Assume, for example, that the voltage VG2 at the control gate 28 exhibits a fluctuation of 10±1 volts, and that sufficient charge is built up on the floating gate 27 to allow the 3 volt threshold voltage VT2 to be reached for either DpNMOS transistor 7a or 8a. It follows that the source potential of the DpNMOS transistor 7a in the first stage of output circuit 7 would be 7±1 volts, i.e., VG2 ±VT2. The source potential of the DpNMOS 8a in the second stage of output circuit 8 would then be 4±1 volts.

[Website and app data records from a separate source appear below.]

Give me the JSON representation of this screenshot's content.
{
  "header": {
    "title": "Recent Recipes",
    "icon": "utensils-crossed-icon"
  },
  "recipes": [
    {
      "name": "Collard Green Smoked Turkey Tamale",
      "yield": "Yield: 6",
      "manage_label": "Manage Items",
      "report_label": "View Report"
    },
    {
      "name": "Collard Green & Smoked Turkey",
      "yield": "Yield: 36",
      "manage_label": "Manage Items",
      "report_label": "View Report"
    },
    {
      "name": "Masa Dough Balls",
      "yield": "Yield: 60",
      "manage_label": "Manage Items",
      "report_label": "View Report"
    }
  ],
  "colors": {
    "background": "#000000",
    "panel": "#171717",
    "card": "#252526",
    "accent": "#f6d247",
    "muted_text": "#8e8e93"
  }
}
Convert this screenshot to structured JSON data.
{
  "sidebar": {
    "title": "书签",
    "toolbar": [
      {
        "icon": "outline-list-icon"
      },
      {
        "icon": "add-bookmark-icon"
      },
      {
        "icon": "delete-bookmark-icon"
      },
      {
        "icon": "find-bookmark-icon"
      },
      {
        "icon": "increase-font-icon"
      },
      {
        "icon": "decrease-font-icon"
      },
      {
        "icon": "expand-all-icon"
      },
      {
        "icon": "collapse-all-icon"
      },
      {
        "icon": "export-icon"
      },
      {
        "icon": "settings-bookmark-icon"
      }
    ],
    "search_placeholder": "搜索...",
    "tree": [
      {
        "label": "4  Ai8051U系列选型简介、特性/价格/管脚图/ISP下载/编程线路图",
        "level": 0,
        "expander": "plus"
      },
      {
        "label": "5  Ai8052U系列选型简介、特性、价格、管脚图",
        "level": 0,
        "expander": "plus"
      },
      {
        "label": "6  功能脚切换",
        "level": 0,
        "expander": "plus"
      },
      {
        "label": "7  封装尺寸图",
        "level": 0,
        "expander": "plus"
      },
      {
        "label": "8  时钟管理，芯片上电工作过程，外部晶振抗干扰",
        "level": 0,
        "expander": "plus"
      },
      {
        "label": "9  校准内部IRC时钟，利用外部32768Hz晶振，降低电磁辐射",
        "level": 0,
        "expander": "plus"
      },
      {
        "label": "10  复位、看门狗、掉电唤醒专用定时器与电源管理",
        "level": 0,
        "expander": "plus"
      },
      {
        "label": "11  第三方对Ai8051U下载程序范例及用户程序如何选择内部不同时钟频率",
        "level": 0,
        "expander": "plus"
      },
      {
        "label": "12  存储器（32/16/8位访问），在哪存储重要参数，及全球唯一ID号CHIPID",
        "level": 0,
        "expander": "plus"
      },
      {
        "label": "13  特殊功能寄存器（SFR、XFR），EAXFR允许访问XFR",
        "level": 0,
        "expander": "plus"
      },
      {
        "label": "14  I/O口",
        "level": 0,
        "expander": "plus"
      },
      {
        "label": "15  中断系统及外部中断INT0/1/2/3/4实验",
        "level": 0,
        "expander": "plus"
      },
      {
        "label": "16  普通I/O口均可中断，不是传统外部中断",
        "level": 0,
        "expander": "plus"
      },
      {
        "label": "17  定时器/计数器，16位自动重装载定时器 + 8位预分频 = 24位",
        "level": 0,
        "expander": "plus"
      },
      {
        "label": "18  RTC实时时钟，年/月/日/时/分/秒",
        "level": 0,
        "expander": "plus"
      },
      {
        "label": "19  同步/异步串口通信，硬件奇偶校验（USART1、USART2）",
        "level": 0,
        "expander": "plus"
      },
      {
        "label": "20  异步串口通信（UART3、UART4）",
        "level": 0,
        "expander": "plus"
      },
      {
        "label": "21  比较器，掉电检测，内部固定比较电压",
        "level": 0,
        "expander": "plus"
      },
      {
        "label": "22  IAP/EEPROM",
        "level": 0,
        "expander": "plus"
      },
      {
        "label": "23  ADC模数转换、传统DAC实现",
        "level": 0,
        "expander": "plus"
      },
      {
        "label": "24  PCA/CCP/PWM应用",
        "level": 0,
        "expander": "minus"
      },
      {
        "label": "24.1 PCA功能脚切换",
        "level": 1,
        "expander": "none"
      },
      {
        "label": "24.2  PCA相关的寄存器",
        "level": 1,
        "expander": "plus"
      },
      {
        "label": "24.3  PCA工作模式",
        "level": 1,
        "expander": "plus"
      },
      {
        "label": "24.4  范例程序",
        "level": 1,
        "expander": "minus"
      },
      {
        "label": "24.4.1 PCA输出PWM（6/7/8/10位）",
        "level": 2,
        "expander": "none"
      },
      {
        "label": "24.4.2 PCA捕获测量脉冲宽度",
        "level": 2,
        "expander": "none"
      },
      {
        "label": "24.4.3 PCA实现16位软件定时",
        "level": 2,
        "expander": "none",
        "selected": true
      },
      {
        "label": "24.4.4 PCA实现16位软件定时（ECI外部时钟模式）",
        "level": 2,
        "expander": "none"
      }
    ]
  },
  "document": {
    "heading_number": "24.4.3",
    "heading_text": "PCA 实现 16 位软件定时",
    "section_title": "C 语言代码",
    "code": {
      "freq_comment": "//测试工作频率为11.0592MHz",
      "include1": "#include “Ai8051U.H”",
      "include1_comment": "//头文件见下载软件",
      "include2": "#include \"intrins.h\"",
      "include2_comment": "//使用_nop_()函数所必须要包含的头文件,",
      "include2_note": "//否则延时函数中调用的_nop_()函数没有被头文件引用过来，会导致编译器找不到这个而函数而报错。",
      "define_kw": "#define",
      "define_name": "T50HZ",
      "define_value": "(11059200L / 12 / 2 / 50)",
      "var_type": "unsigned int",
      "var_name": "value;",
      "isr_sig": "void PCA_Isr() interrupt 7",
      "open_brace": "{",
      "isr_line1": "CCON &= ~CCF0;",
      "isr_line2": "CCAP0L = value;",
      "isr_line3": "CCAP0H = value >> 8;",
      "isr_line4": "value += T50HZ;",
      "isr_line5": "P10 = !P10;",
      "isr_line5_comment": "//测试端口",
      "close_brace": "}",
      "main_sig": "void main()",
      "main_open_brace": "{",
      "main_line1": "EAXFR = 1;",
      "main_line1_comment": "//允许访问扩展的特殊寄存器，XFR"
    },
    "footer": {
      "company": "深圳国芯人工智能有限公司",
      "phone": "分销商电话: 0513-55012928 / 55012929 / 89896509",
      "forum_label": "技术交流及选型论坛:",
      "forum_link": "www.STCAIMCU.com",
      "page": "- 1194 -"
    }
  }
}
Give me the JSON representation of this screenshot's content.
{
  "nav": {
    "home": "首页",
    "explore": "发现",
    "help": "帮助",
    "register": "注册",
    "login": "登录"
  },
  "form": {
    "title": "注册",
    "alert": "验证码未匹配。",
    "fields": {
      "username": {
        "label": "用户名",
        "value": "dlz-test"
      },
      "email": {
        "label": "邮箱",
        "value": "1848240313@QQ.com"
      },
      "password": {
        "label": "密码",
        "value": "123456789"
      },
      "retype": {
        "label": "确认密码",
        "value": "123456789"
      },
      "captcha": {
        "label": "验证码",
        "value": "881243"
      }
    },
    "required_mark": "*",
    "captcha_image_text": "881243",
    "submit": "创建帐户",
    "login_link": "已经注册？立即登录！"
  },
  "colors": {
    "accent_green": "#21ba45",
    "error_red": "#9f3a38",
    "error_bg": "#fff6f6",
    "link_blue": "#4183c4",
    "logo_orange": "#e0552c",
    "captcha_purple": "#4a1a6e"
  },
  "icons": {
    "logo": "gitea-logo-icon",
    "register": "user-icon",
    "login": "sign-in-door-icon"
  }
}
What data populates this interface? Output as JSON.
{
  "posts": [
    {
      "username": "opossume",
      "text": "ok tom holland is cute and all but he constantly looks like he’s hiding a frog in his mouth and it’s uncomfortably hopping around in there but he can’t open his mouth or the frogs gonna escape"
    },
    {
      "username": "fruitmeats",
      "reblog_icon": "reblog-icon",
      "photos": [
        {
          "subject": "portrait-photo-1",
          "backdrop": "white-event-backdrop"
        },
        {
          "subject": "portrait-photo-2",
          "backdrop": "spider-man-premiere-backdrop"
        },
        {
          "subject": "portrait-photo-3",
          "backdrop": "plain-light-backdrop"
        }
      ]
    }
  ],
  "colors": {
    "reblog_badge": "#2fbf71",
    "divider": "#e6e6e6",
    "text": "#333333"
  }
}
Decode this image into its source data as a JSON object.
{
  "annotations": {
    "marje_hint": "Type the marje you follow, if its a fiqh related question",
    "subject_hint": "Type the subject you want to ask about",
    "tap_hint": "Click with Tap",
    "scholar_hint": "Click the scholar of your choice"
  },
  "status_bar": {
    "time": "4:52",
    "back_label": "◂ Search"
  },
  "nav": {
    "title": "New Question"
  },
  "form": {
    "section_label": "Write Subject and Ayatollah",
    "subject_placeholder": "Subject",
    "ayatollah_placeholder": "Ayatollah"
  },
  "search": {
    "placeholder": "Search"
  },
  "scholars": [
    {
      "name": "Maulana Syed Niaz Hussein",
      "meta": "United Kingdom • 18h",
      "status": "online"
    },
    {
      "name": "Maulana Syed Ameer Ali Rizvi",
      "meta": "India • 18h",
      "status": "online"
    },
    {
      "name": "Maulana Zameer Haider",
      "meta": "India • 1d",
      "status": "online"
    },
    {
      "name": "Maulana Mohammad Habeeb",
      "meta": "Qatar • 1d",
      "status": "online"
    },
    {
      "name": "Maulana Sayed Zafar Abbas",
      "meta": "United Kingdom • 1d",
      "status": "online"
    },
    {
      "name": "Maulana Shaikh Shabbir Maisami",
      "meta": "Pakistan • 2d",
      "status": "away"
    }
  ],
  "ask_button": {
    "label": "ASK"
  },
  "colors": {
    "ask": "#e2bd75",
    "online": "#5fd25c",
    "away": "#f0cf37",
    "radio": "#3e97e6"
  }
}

When the solid state image pickup device is actually used, however, a capacitor is typically connected to the output terminal 10. This removes the DC component from the video signal, effectively causing signal Yt to be a ±1 volt AC signal at the output terminal 10. As such, video signal Yt would not be adversely affected by a change in the threshold voltage VT2 of the DpNMOS transistor 7a or 8a. Likewise, the AC video signal Yt would remain uninfluenced by changes in the threshold voltage VT2.
According to this embodiment, since the floating gate 27 of each of the DpNMOS transistors 7a and 8a is covered with the oxidation film 26, the charges will remain in each gate 27. Even if some of the charges escape from the gate area, hot electrons produced by the current flowing between the source and drain of each DpNMOS transistor 7a or 8a serve as replacement charges. Moreover, once saturated, the floating gate 27 will not degrade the performance of either the transistor 7a or 8a.
As mentioned above, the depletion type N channel MOS transistor, embodied by this invention, not only has an N type inversion layer 25, but also has a double-layer gate structure of the floating gate 27 and control gate 28. This design permits the depletion type NMOS transistor to be switched on by a positive gate voltage. Since the depletion type NMOS transistor uses a buried channel design, noise can easily be suppressed. Moreover, depletion type N channel MOS transistors, as described by the present invention, present a distinct advantage when used in the output circuit section of a solid state image pickup device. The output from such transistors, video signal Yt, is much less effected by noise and has a much better S/N ratio than output signals produced with conventional transistors.
Although only one embodiment of the present invention has been described herein, it should be apparent to those skilled in the art that the present invention may be embodied in many other specific forms without departing from the spirit or scope of the invention. Particularly, it should be understood that this invention may be embodied in the following forms.
The DpNMOS transistor according to this invention may be adapted for use in differential amplifiers constructed in the form of a current mirror.
This invention may be embodied in a depletion type P channel MOS transistor having a P type inversion layer. In this case, the floating gate of that transistor would store holes or positive charges instead of negative charges.
In the above-described embodiment, the area of the floating gate 27 may differ from that of the control gate 28. This invention may also be embodied in a DpNMOS transistor having a split gate structure where the floating gate and control gate are arranged side by side.
In the above-described embodiment, the two enhancement type NMOS transistors 7b and 8b, shown in FIG. 2, may be replaced with resistor elements.
Therefore, the present examples and embodiment are to be considered as illustrative and not restrictive and the invention is not to be limited to the details given herein, but may be modified within the scope of the appended claims.